By Paul Horsley
What a delight it was to see the Dance Theatre of Harlem back on the local stage, in its first appearance on the Harriman-Jewell Series, or in Kansas City for that matter, since April of 2001. After experiencing an eight-year hiatus, the performing company returned to the stage last season, and it looks as fresh and vibrant as ever – as do the works they brought to the Kauffman Center on October 4th. The company founded in 1969 by former Balanchine principal Arthur Mitchell and the late Karel Shook sports a large group of first-rate dancers (the KC program featured 18) and is now led by former DTH prima ballerina Virginia Johnson. In addition to its vast, 44-year repertoire of classics and new works, their work now includes the creative explorations of resident choreographer Robert Garland, a DTH principal until 1997.
The evening began with Robert’s elaborate setting of Poulenc’s Gloria, a favorite of choreographers and a piece rich in variety of affect and mood.
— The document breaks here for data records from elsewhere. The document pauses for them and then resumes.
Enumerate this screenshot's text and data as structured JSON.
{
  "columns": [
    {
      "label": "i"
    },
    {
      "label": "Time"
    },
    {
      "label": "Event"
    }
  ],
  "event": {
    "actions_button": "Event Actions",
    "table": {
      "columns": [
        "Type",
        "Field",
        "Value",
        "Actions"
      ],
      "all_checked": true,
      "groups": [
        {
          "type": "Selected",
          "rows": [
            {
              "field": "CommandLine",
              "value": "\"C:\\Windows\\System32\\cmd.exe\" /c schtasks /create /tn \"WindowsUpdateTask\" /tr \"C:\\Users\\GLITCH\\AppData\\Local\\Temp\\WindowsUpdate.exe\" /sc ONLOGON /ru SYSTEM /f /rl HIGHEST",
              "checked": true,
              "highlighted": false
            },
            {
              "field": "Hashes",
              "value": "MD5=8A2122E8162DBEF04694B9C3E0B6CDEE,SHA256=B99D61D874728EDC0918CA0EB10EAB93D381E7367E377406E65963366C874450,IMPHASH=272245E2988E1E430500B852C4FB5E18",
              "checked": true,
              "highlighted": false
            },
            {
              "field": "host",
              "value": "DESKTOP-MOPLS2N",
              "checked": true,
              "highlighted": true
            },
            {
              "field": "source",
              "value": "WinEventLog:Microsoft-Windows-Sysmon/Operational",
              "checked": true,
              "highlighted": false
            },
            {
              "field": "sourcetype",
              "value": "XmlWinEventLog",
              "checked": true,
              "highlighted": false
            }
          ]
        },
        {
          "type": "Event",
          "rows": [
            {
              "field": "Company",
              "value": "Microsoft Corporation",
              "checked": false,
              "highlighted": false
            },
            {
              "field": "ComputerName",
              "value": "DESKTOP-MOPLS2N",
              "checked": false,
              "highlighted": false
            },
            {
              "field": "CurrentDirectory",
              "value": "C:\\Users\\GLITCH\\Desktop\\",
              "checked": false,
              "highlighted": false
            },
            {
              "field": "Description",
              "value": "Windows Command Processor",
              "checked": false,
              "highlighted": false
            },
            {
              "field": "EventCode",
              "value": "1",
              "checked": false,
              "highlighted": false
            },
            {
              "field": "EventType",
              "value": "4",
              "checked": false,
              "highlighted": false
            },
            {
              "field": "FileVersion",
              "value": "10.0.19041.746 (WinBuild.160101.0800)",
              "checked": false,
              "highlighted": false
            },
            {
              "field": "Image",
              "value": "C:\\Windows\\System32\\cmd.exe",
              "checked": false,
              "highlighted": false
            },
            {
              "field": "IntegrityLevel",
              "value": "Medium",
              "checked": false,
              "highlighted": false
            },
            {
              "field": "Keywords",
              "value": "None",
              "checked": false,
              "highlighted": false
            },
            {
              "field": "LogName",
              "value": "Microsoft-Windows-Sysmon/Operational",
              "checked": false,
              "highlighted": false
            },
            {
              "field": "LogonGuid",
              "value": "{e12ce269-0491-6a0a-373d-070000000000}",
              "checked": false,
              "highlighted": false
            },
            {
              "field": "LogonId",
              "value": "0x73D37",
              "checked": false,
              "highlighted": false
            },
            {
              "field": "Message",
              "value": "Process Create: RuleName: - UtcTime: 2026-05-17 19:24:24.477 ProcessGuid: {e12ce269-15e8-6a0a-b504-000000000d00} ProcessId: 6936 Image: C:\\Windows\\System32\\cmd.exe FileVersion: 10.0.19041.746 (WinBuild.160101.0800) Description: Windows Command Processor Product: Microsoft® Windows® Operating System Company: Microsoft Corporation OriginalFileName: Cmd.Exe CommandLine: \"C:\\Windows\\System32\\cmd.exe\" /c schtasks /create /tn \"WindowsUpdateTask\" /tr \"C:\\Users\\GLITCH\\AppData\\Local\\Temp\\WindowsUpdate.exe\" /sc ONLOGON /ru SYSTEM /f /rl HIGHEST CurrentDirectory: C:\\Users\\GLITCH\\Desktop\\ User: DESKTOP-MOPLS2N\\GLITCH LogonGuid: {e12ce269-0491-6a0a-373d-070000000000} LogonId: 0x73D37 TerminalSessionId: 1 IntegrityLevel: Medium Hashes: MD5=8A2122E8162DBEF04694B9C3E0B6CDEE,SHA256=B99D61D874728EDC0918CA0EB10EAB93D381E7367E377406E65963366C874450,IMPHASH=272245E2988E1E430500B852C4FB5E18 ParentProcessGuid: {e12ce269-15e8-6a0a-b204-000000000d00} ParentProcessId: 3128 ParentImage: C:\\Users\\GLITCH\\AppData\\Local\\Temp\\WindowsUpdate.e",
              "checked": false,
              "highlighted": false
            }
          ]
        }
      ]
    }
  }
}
The “Gloria in excelsis Deo” is a joyous jazzy romp: the men walk with legs bent out playfully. “Laudamus te” features quick, quasi-classical solos, with joyous leaps by five dancers to match the brass explosions. The “Domine Deus, Rex caelestis” begins with a perfectly aligned row of silhouetted dancers upstage, arms stretched out straight and locked together; exuberate Da’ Von Doane and serious, gifted Ashley Murphy dance solos to reflect the soprano solo in the music. Stravinskian rhythms come to the fore in the “Domine Fili unigenite,” in which diagonal shafts form an X on the stage, with four men and four women creating stealthy geometrical patterns. In the “Domine Deus Agnus Dei” the women’s legs tremble, evoking applause. Again Ashley and Da’ Von appear, dancing as a Balanchine-esque love couple: The men approach and fade off in liquid balletic gestures. They raise her high and carry her off. “Qui sedes” concludes as all fall unexpectedly onto their left sides and look upward – at God?
Balanchine’s Glinka Pas de Trois showed that the master’s work still lives here: Francis Lawrence provides strength to (and at the same time draws from) Chrystyn Fentroy and Jenelle Figgins. The ladies dance mirror images on either side of him (though not in the best of unisons), reducing his bravado to a more level playing-field. The program closed with Robert’s Return, a bright romp to songs of James Brown, Aretha Franklin and others in a style the choreographer calls “post-modern urban neoclassicism.” The company showed marvelous personality in “Mother Popcorn” with its funky, Fosse-like attitude: Again Da’ Von and Ashley embodied the sleek liquescence and technical command of Robert’s fusion, which would no doubt have made Mr. B., not to mention Mr. M., smile. “Baby, Baby, Baby” placed Lindsey Croop and Frederick Davis silhouetted against a glowing red drop, dancing in slo-mo silence before the music began. The rest – “I Got the Feelin’,” “Call Me” (a tender duet with Chyrstyn and Francis) and “Superbad” (with full company) — were infused with buoyant, daring steps reflecting in the company’s variegated history.
The highlight of the evening was the performance of former Ailey principal dancer Ulysses Dove’s dazzling Dancing on the Front Porch of Heaven, first performed in 1993 by the Royal Swedish Ballet and set for three couples. Arvo Pärt’s stunning music (the Cantus in Memory of Benjamin Britten) begins with a series of searing non-unison string lines, descending over and again into mysterious depths. Six mournful dancers in white move through shifting pools of light – two, three, then seven, as musical sections are punctuated by the gentle sound of chimes. The bereaved dance in pairs and groups: One duet is of two men cajoling, supporting, despairing. Six light pools surround a larger central one, and each of the six dancers performs a wry, individualistic solo before retiring to one of the smaller pools, around which they perambulate while waiting. Totemic freeze-poses alternate with furious frenzies. All move to the central circle, until a finale in which they retreat, again, to their own – turning, pausing, then turning, pausing again. It is a startling but beautiful ending to a magnificent piece, created shortly before Ulysses’ untimely death at the age of 49.